**Work item**
State, as a bare number, how many lines below contain "Employee".

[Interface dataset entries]

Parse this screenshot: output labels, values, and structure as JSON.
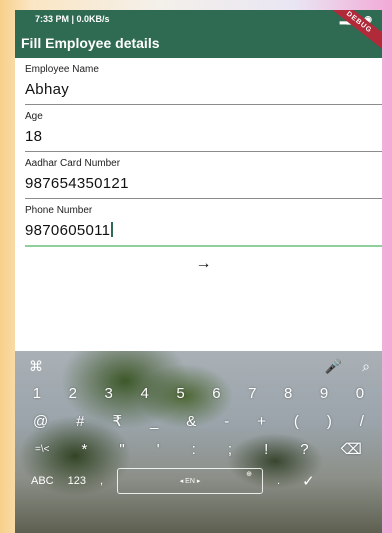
{
  "status_bar": {
    "time": "7:33 PM | 0.0KB/s",
    "signal": "▂▄▆",
    "wifi": "◉"
  },
  "ribbon": "DEBUG",
  "app_bar": {
    "title": "Fill Employee details"
  },
  "form": {
    "fields": [
      {
        "label": "Employee Name",
        "value": "Abhay"
      },
      {
        "label": "Age",
        "value": "18"
      },
      {
        "label": "Aadhar Card Number",
        "value": "987654350121"
      },
      {
        "label": "Phone Number",
        "value": "9870605011"
      }
    ],
    "submit_icon": "→"
  },
  "keyboard": {
    "top_left": "⌘",
    "top_mic": "🎤",
    "top_search": "⌕",
    "row1": [
      "1",
      "2",
      "3",
      "4",
      "5",
      "6",
      "7",
      "8",
      "9",
      "0"
    ],
    "row2": [
      "@",
      "#",
      "₹",
      "_",
      "&",
      "-",
      "+",
      "(",
      ")",
      "/"
    ],
    "row3": [
      "=\\<",
      "*",
      "\"",
      "'",
      ":",
      ";",
      "!",
      "?",
      "⌫"
    ],
    "bottom": {
      "abc": "ABC",
      "num": "123",
      "comma": ",",
      "space": "◂ EN ▸",
      "globe": "⊕",
      "period": ".",
      "enter": "✓"
    }
  }
}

**Result below**
2